The Los Angeles Regional Water Quality Control Board has the authority to enforce Clean Water Act guidelines for the L.A. River. The board issues permits and regulations for the L.A. River, such as discharge permits for water reclamation plants, stormwater permits for cities along the River, and Total Maximum Daily Loads (TMDLs) for pollutants, such as bacteria. A TMDL basically sets the amount of pollution that a waterbody can handle while still maintaining its beneficial uses, such as recreation, wildlife habitat, and groundwater recharge. There is a TMDL for bacteria pollution in the L.A. River Watershed; this document identifies entities that contribute to bacterial pollution and sets limits and timelines to achieve reductions in pollution.
What does Heal the Bay envision for the river in the next few years?
We envision a river where people can explore, kayak, fish, and even swim without fear of getting sick. However, this goal is likely many years away. In order for this vision to be realized, community members and municipal and non-governmental agencies need to work together to support efforts aimed at reducing pollution in the river, such as stormwater capture projects. Heal the Bay is also advocating for more flexible funding options to support these projects. Understanding the impact that we as individuals can have is also key to making behavioral changes that can improve the quality of runoff entering the river – picking up after our pets, properly managing our trash, and not overwatering our lawns or washing our cars in the street.
In the meantime, Heal the Bay hopes to see readily available water quality information for people visiting the river, as well as more informative signage so that people understand the simple precautions they can take to minimize their risk of illness. Further, we will push for immediate abatement actions to reduce bacterial inputs, particularly in dry weather. For instance, if a stormdrain is determined to be a major source of bacteria, a low-flow diversion should be explored, where the runoff is diverted to the sewer system to be treated instead of reaching the L.A. River.
What can I do to help improve water quality on the L.A River?
Heal the Bay was founded on the principle of concerned citizens standing together to right an environmental wrong. In 1985, we pressured the Hyperion Wastewater Treatment Plant to improve its treatment process and stop discharging sludge into Santa Monica Bay. The same principle can be applied to the improvement and stewardship of the Los Angeles River. If enough people are aware of the problem, and commit themselves to collaboratively finding solutions, a healthy, clean L.A. River is within reach.

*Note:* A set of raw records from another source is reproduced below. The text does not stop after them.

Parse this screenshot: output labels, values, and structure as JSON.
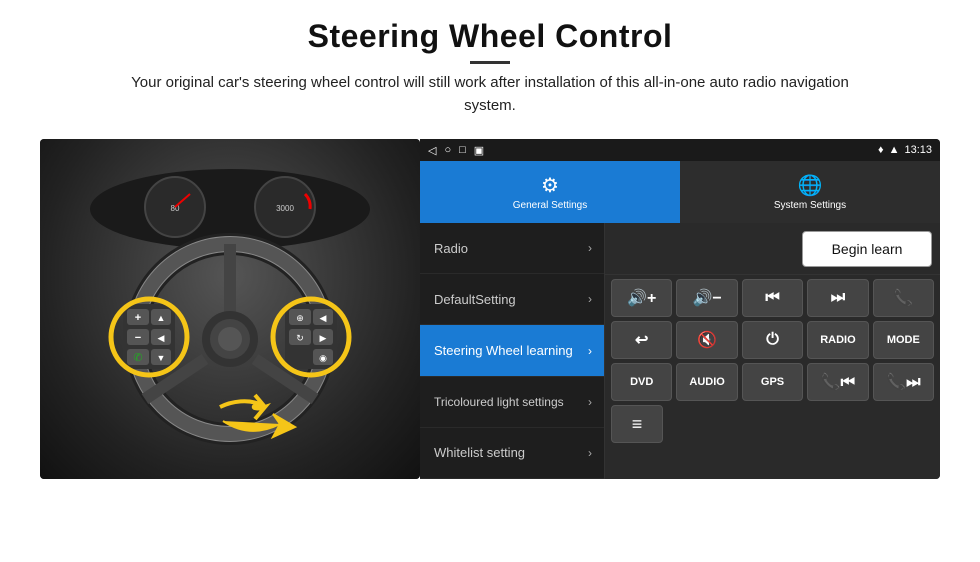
{
  "header": {
    "title": "Steering Wheel Control",
    "subtitle": "Your original car's steering wheel control will still work after installation of this all-in-one auto radio navigation system."
  },
  "status_bar": {
    "nav_icons": [
      "◁",
      "○",
      "□",
      "▣"
    ],
    "right_icons": "♦ ▲",
    "time": "13:13"
  },
  "tabs": [
    {
      "id": "general",
      "label": "General Settings",
      "icon": "⚙",
      "active": true
    },
    {
      "id": "system",
      "label": "System Settings",
      "icon": "🌐",
      "active": false
    }
  ],
  "menu": {
    "items": [
      {
        "id": "radio",
        "label": "Radio",
        "active": false
      },
      {
        "id": "default",
        "label": "DefaultSetting",
        "active": false
      },
      {
        "id": "steering",
        "label": "Steering Wheel learning",
        "active": true
      },
      {
        "id": "tricoloured",
        "label": "Tricoloured light settings",
        "active": false
      },
      {
        "id": "whitelist",
        "label": "Whitelist setting",
        "active": false
      }
    ]
  },
  "controls": {
    "begin_learn_label": "Begin learn",
    "button_rows": [
      [
        "🔊+",
        "🔊−",
        "⏮",
        "⏭",
        "📞"
      ],
      [
        "↩",
        "🔊✕",
        "⏻",
        "RADIO",
        "MODE"
      ],
      [
        "DVD",
        "AUDIO",
        "GPS",
        "📞⏮",
        "📞⏭"
      ]
    ],
    "whitelist_icon": "≡"
  }
}
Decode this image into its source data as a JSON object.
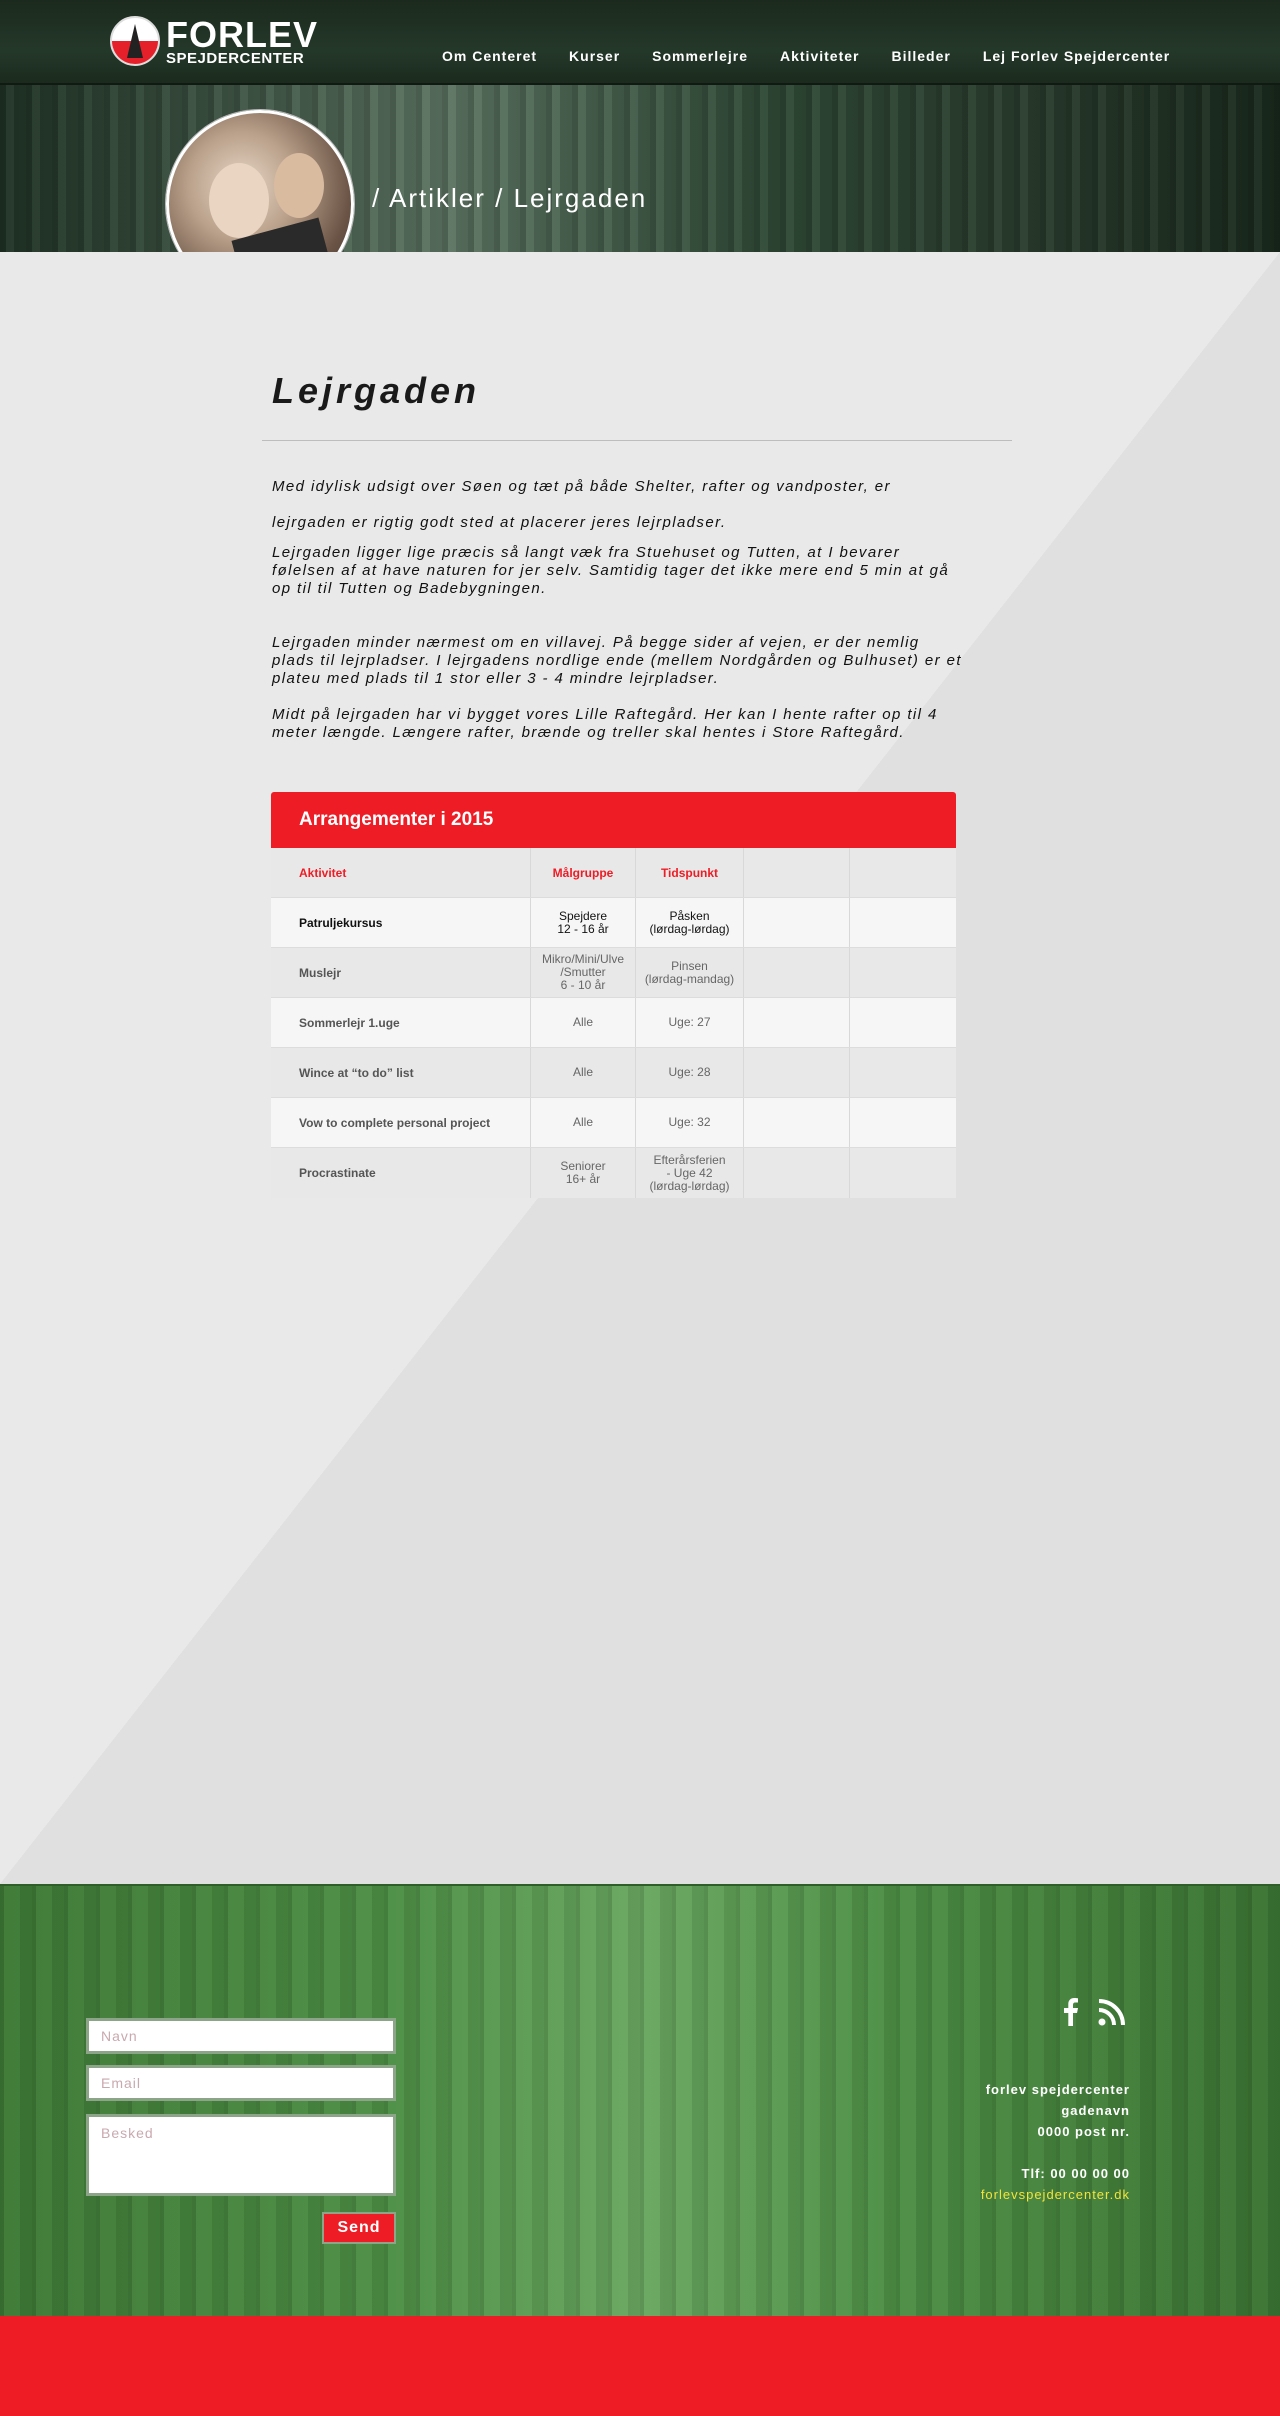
{
  "brand": {
    "name": "FORLEV",
    "sub": "SPEJDERCENTER"
  },
  "nav": [
    "Om Centeret",
    "Kurser",
    "Sommerlejre",
    "Aktiviteter",
    "Billeder",
    "Lej Forlev Spejdercenter"
  ],
  "hero": {
    "breadcrumb": "/ Artikler / Lejrgaden"
  },
  "article": {
    "title": "Lejrgaden",
    "p1a": "Med idylisk udsigt over Søen og tæt på både Shelter, rafter og vandposter, er",
    "p1b": "lejrgaden er rigtig godt sted at placerer jeres lejrpladser.",
    "p2": "Lejrgaden ligger lige præcis så langt væk fra Stuehuset og Tutten, at I bevarer følelsen af at have naturen for jer selv. Samtidig tager det ikke mere end 5 min at gå op til til Tutten og Badebygningen.",
    "p3": "Lejrgaden minder nærmest om en villavej. På begge sider af vejen, er der nemlig plads til lejrpladser. I lejrgadens nordlige ende (mellem Nordgården og Bulhuset) er et plateu med plads til 1 stor eller 3 - 4 mindre lejrpladser.",
    "p4": "Midt på lejrgaden har vi bygget vores Lille Raftegård. Her kan I hente rafter op til 4 meter længde. Længere rafter, brænde og treller skal hentes i Store Raftegård."
  },
  "events": {
    "title": "Arrangementer i 2015",
    "headers": [
      "Aktivitet",
      "Målgruppe",
      "Tidspunkt"
    ],
    "rows": [
      {
        "activity": "Patruljekursus",
        "group": "Spejdere\n12 - 16 år",
        "time": "Påsken\n(lørdag-lørdag)"
      },
      {
        "activity": "Muslejr",
        "group": "Mikro/Mini/Ulve\n/Smutter\n6 - 10 år",
        "time": "Pinsen\n(lørdag-mandag)"
      },
      {
        "activity": "Sommerlejr 1.uge",
        "group": "Alle",
        "time": "Uge: 27"
      },
      {
        "activity": "Wince at “to do” list",
        "group": "Alle",
        "time": "Uge: 28"
      },
      {
        "activity": "Vow to complete personal project",
        "group": "Alle",
        "time": "Uge: 32"
      },
      {
        "activity": "Procrastinate",
        "group": "Seniorer\n16+ år",
        "time": "Efterårsferien\n- Uge 42\n(lørdag-lørdag)"
      }
    ]
  },
  "form": {
    "name_placeholder": "Navn",
    "email_placeholder": "Email",
    "message_placeholder": "Besked",
    "send_label": "Send"
  },
  "contact": {
    "org": "forlev spejdercenter",
    "street": "gadenavn",
    "post": "0000 post nr.",
    "phone": "Tlf: 00 00 00 00",
    "web": "forlevspejdercenter.dk"
  },
  "icons": [
    "facebook-icon",
    "rss-icon"
  ],
  "colors": {
    "accent": "#ee1c25",
    "footer_green": "#4d8f45",
    "link_yellow": "#f3e33b"
  }
}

We urge Angelenos to explore and get to know their river, to pay attention to conversations about the River happening at council meetings and other agencies and make sure that their voices are also heard in these venues, and to support efforts that will lead to lasting change and improvements in the water quality of the river.
This FAQ is available in Spanish here.